## [What is required]
Give back all of the data exactly.

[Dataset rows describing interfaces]
|---|

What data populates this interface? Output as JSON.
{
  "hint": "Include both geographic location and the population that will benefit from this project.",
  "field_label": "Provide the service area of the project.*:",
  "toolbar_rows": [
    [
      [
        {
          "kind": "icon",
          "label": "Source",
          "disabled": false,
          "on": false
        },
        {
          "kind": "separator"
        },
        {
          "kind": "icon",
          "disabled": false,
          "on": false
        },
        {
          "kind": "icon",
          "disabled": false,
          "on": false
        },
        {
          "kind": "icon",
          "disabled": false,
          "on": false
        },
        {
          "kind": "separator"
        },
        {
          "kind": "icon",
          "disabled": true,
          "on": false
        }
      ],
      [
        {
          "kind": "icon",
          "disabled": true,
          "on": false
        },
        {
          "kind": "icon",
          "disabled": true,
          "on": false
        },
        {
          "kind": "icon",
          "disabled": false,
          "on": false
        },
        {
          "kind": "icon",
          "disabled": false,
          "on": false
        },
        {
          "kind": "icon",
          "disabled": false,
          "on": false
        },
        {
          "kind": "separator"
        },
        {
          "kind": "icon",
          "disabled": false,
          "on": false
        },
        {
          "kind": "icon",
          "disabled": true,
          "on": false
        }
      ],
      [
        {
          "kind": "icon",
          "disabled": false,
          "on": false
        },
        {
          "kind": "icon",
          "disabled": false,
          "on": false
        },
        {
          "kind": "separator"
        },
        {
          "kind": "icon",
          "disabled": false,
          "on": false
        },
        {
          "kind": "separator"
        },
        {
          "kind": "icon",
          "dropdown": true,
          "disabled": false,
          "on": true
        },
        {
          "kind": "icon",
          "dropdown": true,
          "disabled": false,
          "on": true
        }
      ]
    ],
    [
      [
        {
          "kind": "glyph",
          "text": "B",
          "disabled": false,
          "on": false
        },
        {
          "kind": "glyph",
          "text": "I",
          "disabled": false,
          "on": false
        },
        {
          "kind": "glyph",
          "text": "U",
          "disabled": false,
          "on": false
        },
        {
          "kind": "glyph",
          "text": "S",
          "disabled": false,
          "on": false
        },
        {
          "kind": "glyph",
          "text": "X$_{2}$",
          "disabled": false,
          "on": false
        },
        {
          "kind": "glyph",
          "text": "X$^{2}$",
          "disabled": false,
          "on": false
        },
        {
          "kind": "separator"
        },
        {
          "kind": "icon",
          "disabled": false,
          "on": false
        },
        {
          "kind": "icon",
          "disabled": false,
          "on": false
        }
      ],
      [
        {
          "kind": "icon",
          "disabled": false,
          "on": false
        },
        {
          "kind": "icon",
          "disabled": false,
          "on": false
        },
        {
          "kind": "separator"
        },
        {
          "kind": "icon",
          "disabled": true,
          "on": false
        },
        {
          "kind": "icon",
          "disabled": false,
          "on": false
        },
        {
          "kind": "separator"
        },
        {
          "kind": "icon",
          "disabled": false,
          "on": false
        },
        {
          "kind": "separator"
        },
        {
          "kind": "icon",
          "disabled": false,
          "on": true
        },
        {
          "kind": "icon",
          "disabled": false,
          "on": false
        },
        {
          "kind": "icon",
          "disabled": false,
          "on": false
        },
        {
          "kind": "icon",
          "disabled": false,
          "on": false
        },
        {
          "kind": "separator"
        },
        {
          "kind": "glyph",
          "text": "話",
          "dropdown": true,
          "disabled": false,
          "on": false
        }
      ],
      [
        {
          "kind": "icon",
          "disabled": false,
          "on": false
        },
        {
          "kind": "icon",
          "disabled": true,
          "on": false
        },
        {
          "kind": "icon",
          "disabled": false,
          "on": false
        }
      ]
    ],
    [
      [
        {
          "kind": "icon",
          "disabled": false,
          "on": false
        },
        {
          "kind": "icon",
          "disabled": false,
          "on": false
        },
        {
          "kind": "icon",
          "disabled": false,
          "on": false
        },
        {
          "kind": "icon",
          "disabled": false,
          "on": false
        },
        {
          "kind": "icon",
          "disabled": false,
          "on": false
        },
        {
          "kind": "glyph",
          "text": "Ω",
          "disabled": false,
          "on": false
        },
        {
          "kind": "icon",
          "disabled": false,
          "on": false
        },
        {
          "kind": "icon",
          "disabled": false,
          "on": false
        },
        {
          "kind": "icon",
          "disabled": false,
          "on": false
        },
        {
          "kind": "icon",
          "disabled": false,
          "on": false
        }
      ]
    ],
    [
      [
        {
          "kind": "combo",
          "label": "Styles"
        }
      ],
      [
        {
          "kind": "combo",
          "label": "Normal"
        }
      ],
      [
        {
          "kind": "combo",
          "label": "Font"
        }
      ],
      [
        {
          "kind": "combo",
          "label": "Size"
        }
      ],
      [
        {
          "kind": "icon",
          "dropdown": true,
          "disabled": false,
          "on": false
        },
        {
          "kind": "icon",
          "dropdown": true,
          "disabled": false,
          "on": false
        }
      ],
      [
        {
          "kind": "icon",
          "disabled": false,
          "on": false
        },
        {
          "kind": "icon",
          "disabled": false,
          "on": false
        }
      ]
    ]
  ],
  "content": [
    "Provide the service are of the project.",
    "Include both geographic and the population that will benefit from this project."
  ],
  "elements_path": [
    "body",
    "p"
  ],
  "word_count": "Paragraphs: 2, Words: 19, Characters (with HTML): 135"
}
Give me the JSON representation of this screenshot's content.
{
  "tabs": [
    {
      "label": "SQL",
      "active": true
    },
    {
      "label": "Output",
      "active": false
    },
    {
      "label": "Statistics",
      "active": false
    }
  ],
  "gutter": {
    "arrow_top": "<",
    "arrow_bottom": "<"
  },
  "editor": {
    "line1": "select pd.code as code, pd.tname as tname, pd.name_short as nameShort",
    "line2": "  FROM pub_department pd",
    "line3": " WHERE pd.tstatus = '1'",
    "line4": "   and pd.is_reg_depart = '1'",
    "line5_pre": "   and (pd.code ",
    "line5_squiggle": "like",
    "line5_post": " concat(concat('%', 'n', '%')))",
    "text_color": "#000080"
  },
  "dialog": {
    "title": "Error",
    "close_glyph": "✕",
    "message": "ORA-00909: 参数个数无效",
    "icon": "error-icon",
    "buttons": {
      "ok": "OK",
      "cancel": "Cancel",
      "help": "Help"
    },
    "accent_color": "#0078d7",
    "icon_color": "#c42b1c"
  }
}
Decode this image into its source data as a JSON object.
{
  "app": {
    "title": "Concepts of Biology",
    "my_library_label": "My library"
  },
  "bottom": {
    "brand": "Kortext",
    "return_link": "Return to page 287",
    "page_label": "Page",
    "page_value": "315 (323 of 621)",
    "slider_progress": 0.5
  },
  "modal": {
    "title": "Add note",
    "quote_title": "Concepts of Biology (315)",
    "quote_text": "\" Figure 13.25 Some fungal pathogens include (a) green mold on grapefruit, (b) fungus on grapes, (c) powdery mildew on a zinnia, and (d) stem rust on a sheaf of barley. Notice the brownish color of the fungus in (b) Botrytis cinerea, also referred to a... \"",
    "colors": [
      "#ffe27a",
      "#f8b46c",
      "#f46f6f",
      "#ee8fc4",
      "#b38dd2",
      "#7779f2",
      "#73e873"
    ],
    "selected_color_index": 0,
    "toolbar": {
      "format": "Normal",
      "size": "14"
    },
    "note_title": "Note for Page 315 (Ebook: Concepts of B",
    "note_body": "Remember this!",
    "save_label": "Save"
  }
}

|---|

## [Exercise output]
What data populates this interface? Output as JSON.
{
  "hint": "Include both geographic location and the population that will benefit from this project.",
  "field_label": "Provide the service area of the project.*:",
  "toolbar_rows": [
    [
      [
        {
          "kind": "icon",
          "label": "Source",
          "disabled": false,
          "on": false
        },
        {
          "kind": "separator"
        },
        {
          "kind": "icon",
          "disabled": false,
          "on": false
        },
        {
          "kind": "icon",
          "disabled": false,
          "on": false
        },
        {
          "kind": "icon",
          "disabled": false,
          "on": false
        },
        {
          "kind": "separator"
        },
        {
          "kind": "icon",
          "disabled": true,
          "on": false
        }
      ],
      [
        {
          "kind": "icon",
          "disabled": true,
          "on": false
        },
        {
          "kind": "icon",
          "disabled": true,
          "on": false
        },
        {
          "kind": "icon",
          "disabled": false,
          "on": false
        },
        {
          "kind": "icon",
          "disabled": false,
          "on": false
        },
        {
          "kind": "icon",
          "disabled": false,
          "on": false
        },
        {
          "kind": "separator"
        },
        {
          "kind": "icon",
          "disabled": false,
          "on": false
        },
        {
          "kind": "icon",
          "disabled": true,
          "on": false
        }
      ],
      [
        {
          "kind": "icon",
          "disabled": false,
          "on": false
        },
        {
          "kind": "icon",
          "disabled": false,
          "on": false
        },
        {
          "kind": "separator"
        },
        {
          "kind": "icon",
          "disabled": false,
          "on": false
        },
        {
          "kind": "separator"
        },
        {
          "kind": "icon",
          "dropdown": true,
          "disabled": false,
          "on": true
        },
        {
          "kind": "icon",
          "dropdown": true,
          "disabled": false,
          "on": true
        }
      ]
    ],
    [
      [
        {
          "kind": "glyph",
          "text": "B",
          "disabled": false,
          "on": false
        },
        {
          "kind": "glyph",
          "text": "I",
          "disabled": false,
          "on": false
        },
        {
          "kind": "glyph",
          "text": "U",
          "disabled": false,
          "on": false
        },
        {
          "kind": "glyph",
          "text": "S",
          "disabled": false,
          "on": false
        },
        {
          "kind": "glyph",
          "text": "X$_{2}$",
          "disabled": false,
          "on": false
        },
        {
          "kind": "glyph",
          "text": "X$^{2}$",
          "disabled": false,
          "on": false
        },
        {
          "kind": "separator"
        },
        {
          "kind": "icon",
          "disabled": false,
          "on": false
        },
        {
          "kind": "icon",
          "disabled": false,
          "on": false
        }
      ],
      [
        {
          "kind": "icon",
          "disabled": false,
          "on": false
        },
        {
          "kind": "icon",
          "disabled": false,
          "on": false
        },
        {
          "kind": "separator"
        },
        {
          "kind": "icon",
          "disabled": true,
          "on": false
        },
        {
          "kind": "icon",
          "disabled": false,
          "on": false
        },
        {
          "kind": "separator"
        },
        {
          "kind": "icon",
          "disabled": false,
          "on": false
        },
        {
          "kind": "separator"
        },
        {
          "kind": "icon",
          "disabled": false,
          "on": true
        },
        {
          "kind": "icon",
          "disabled": false,
          "on": false
        },
        {
          "kind": "icon",
          "disabled": false,
          "on": false
        },
        {
          "kind": "icon",
          "disabled": false,
          "on": false
        },
        {
          "kind": "separator"
        },
        {
          "kind": "glyph",
          "text": "話",
          "dropdown": true,
          "disabled": false,
          "on": false
        }
      ],
      [
        {
          "kind": "icon",
          "disabled": false,
          "on": false
        },
        {
          "kind": "icon",
          "disabled": true,
          "on": false
        },
        {
          "kind": "icon",
          "disabled": false,
          "on": false
        }
      ]
    ],
    [
      [
        {
          "kind": "icon",
          "disabled": false,
          "on": false
        },
        {
          "kind": "icon",
          "disabled": false,
          "on": false
        },
        {
          "kind": "icon",
          "disabled": false,
          "on": false
        },
        {
          "kind": "icon",
          "disabled": false,
          "on": false
        },
        {
          "kind": "icon",
          "disabled": false,
          "on": false
        },
        {
          "kind": "glyph",
          "text": "Ω",
          "disabled": false,
          "on": false
        },
        {
          "kind": "icon",
          "disabled": false,
          "on": false
        },
        {
          "kind": "icon",
          "disabled": false,
          "on": false
        },
        {
          "kind": "icon",
          "disabled": false,
          "on": false
        },
        {
          "kind": "icon",
          "disabled": false,
          "on": false
        }
      ]
    ],
    [
      [
        {
          "kind": "combo",
          "label": "Styles"
        }
      ],
      [
        {
          "kind": "combo",
          "label": "Normal"
        }
      ],
      [
        {
          "kind": "combo",
          "label": "Font"
        }
      ],
      [
        {
          "kind": "combo",
          "label": "Size"
        }
      ],
      [
        {
          "kind": "icon",
          "dropdown": true,
          "disabled": false,
          "on": false
        },
        {
          "kind": "icon",
          "dropdown": true,
          "disabled": false,
          "on": false
        }
      ],
      [
        {
          "kind": "icon",
          "disabled": false,
          "on": false
        },
        {
          "kind": "icon",
          "disabled": false,
          "on": false
        }
      ]
    ]
  ],
  "content": [
    "Provide the service are of the project.",
    "Include both geographic and the population that will benefit from this project."
  ],
  "elements_path": [
    "body",
    "p"
  ],
  "word_count": "Paragraphs: 2, Words: 19, Characters (with HTML): 135"
}
Give me the JSON representation of this screenshot's content.
{
  "tabs": [
    {
      "label": "SQL",
      "active": true
    },
    {
      "label": "Output",
      "active": false
    },
    {
      "label": "Statistics",
      "active": false
    }
  ],
  "gutter": {
    "arrow_top": "<",
    "arrow_bottom": "<"
  },
  "editor": {
    "line1": "select pd.code as code, pd.tname as tname, pd.name_short as nameShort",
    "line2": "  FROM pub_department pd",
    "line3": " WHERE pd.tstatus = '1'",
    "line4": "   and pd.is_reg_depart = '1'",
    "line5_pre": "   and (pd.code ",
    "line5_squiggle": "like",
    "line5_post": " concat(concat('%', 'n', '%')))",
    "text_color": "#000080"
  },
  "dialog": {
    "title": "Error",
    "close_glyph": "✕",
    "message": "ORA-00909: 参数个数无效",
    "icon": "error-icon",
    "buttons": {
      "ok": "OK",
      "cancel": "Cancel",
      "help": "Help"
    },
    "accent_color": "#0078d7",
    "icon_color": "#c42b1c"
  }
}
Decode this image into its source data as a JSON object.
{
  "app": {
    "title": "Concepts of Biology",
    "my_library_label": "My library"
  },
  "bottom": {
    "brand": "Kortext",
    "return_link": "Return to page 287",
    "page_label": "Page",
    "page_value": "315 (323 of 621)",
    "slider_progress": 0.5
  },
  "modal": {
    "title": "Add note",
    "quote_title": "Concepts of Biology (315)",
    "quote_text": "\" Figure 13.25 Some fungal pathogens include (a) green mold on grapefruit, (b) fungus on grapes, (c) powdery mildew on a zinnia, and (d) stem rust on a sheaf of barley. Notice the brownish color of the fungus in (b) Botrytis cinerea, also referred to a... \"",
    "colors": [
      "#ffe27a",
      "#f8b46c",
      "#f46f6f",
      "#ee8fc4",
      "#b38dd2",
      "#7779f2",
      "#73e873"
    ],
    "selected_color_index": 0,
    "toolbar": {
      "format": "Normal",
      "size": "14"
    },
    "note_title": "Note for Page 315 (Ebook: Concepts of B",
    "note_body": "Remember this!",
    "save_label": "Save"
  }
}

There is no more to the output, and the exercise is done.